» Exercise
Beginning with the line where "Give me the" appears, set down each line exactly until the records below end, and omit the pictures.

» Supplied material
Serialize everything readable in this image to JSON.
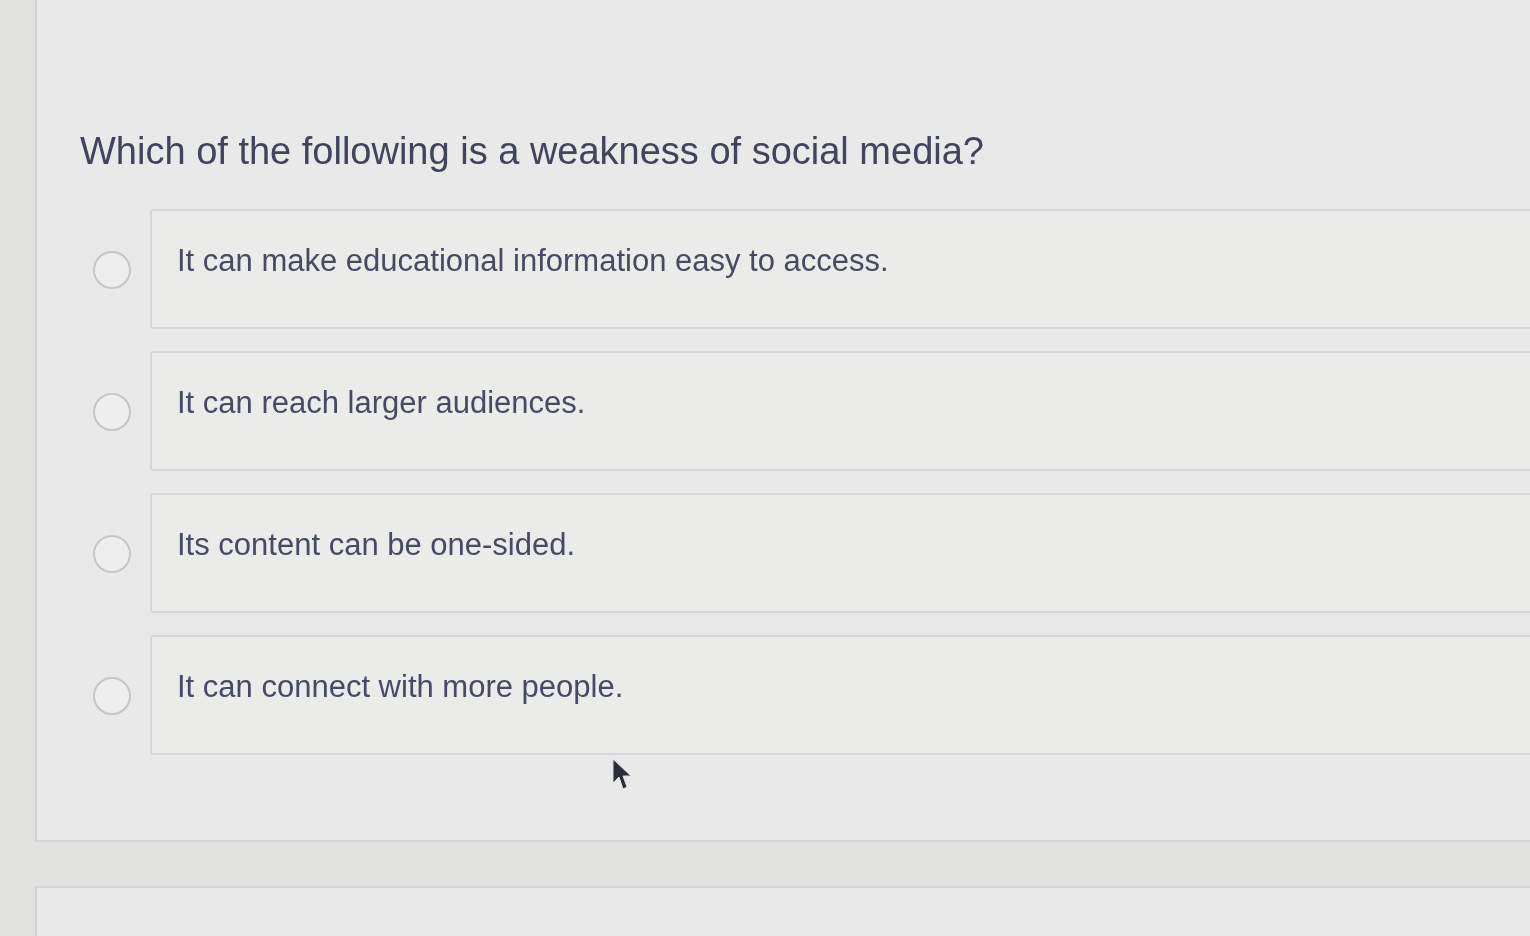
{
  "question": {
    "text": "Which of the following is a weakness of social media?"
  },
  "options": [
    {
      "label": "It can make educational information easy to access.",
      "selected": false
    },
    {
      "label": "It can reach larger audiences.",
      "selected": false
    },
    {
      "label": "Its content can be one-sided.",
      "selected": false
    },
    {
      "label": "It can connect with more people.",
      "selected": false
    }
  ]
}
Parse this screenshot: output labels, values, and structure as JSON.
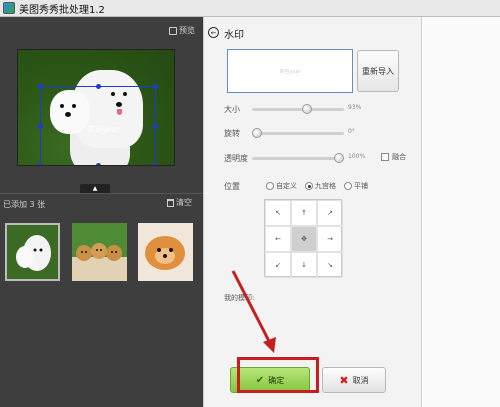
{
  "window": {
    "title": "美图秀秀批处理1.2"
  },
  "left": {
    "preview_label": "预览",
    "watermark_text": "来自year",
    "added_count": "已添加 3 张",
    "clear_label": "清空",
    "collapse_glyph": "▲"
  },
  "right": {
    "title": "水印",
    "back_glyph": "←",
    "wm_preview_text": "来自year",
    "reimport_label": "重新导入",
    "sliders": [
      {
        "label": "大小",
        "value": "93%",
        "level": 0.5
      },
      {
        "label": "旋转",
        "value": "0°",
        "level": 0.0
      },
      {
        "label": "透明度",
        "value": "100%",
        "level": 1.0
      }
    ],
    "merge_label": "融合",
    "position_label": "位置",
    "position_options": [
      "自定义",
      "九宫格",
      "平铺"
    ],
    "position_selected": "九宫格",
    "my_templates_label": "我的模印:",
    "confirm_label": "确定",
    "cancel_label": "取消"
  },
  "colors": {
    "selection": "#1a3cd6",
    "confirm": "#86c43e",
    "highlight": "#c51f1f"
  }
}
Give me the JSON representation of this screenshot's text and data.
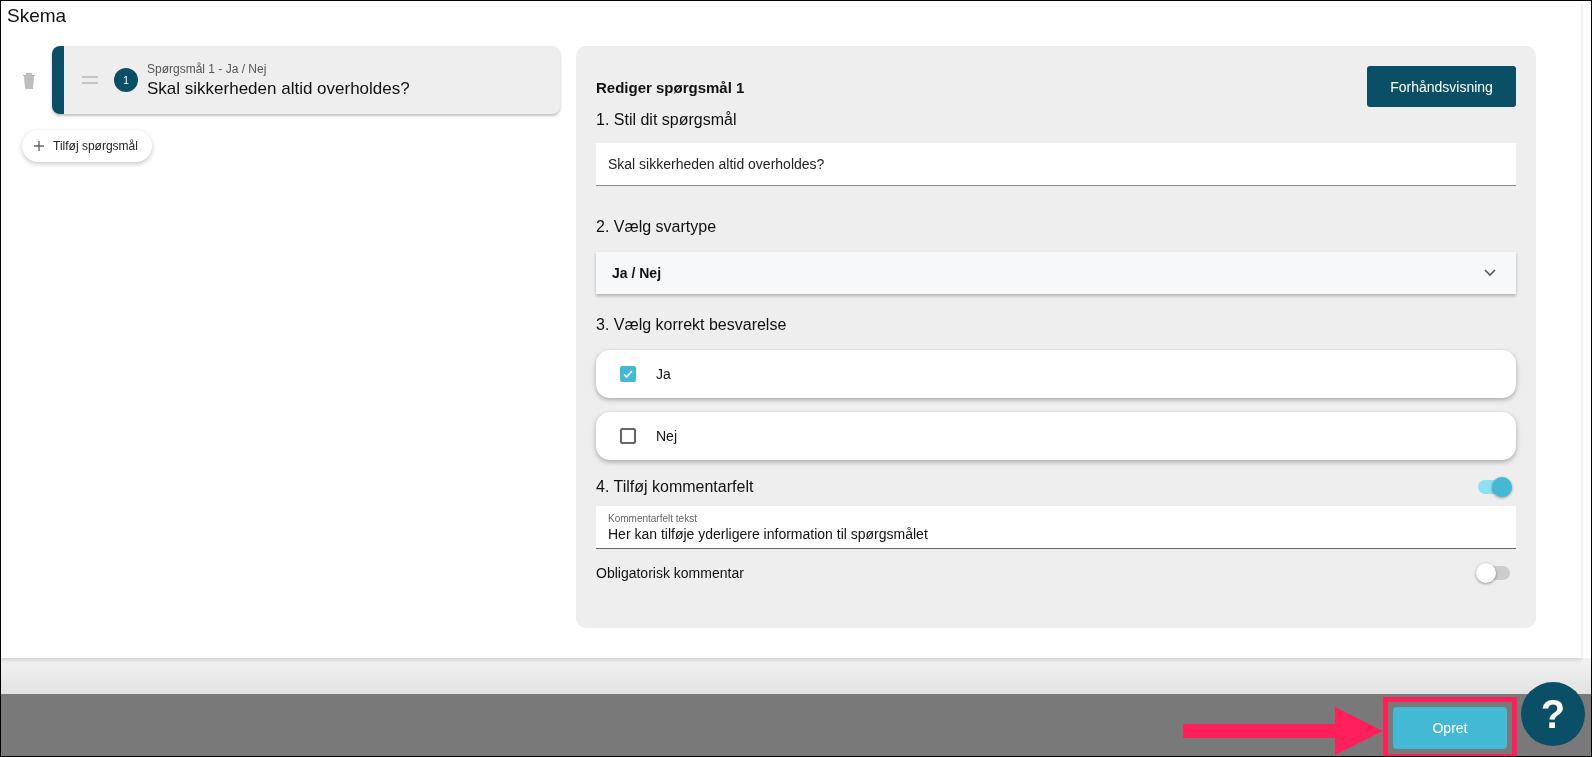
{
  "title": "Skema",
  "questions": [
    {
      "number": "1",
      "subtitle": "Spørgsmål 1 - Ja / Nej",
      "text": "Skal sikkerheden altid overholdes?",
      "selected": true
    }
  ],
  "add_question": "Tilføj spørgsmål",
  "editor": {
    "heading": "Rediger spørgsmål 1",
    "preview_button": "Forhåndsvisning",
    "step1_label": "1. Stil dit spørgsmål",
    "question_value": "Skal sikkerheden altid overholdes?",
    "step2_label": "2. Vælg svartype",
    "answer_type": "Ja / Nej",
    "step3_label": "3. Vælg korrekt besvarelse",
    "options": [
      {
        "label": "Ja",
        "checked": true
      },
      {
        "label": "Nej",
        "checked": false
      }
    ],
    "step4_label": "4. Tilføj kommentarfelt",
    "comment_on": true,
    "comment_field": {
      "label": "Kommentarfelt tekst",
      "value": "Her kan tilføje yderligere information til spørgsmålet"
    },
    "mandatory": {
      "label": "Obligatorisk kommentar",
      "on": false
    }
  },
  "footer": {
    "create_button": "Opret",
    "create_highlighted": true,
    "help": "?"
  }
}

» Result for this exercise
Give me the JSON representation of this screenshot's text and data.
{
  "title": "Skema",
  "questions": [
    {
      "number": "1",
      "subtitle": "Spørgsmål 1 - Ja / Nej",
      "text": "Skal sikkerheden altid overholdes?",
      "selected": true
    }
  ],
  "add_question": "Tilføj spørgsmål",
  "editor": {
    "heading": "Rediger spørgsmål 1",
    "preview_button": "Forhåndsvisning",
    "step1_label": "1. Stil dit spørgsmål",
    "question_value": "Skal sikkerheden altid overholdes?",
    "step2_label": "2. Vælg svartype",
    "answer_type": "Ja / Nej",
    "step3_label": "3. Vælg korrekt besvarelse",
    "options": [
      {
        "label": "Ja",
        "checked": true
      },
      {
        "label": "Nej",
        "checked": false
      }
    ],
    "step4_label": "4. Tilføj kommentarfelt",
    "comment_on": true,
    "comment_field": {
      "label": "Kommentarfelt tekst",
      "value": "Her kan tilføje yderligere information til spørgsmålet"
    },
    "mandatory": {
      "label": "Obligatorisk kommentar",
      "on": false
    }
  },
  "footer": {
    "create_button": "Opret",
    "create_highlighted": true,
    "help": "?"
  }
}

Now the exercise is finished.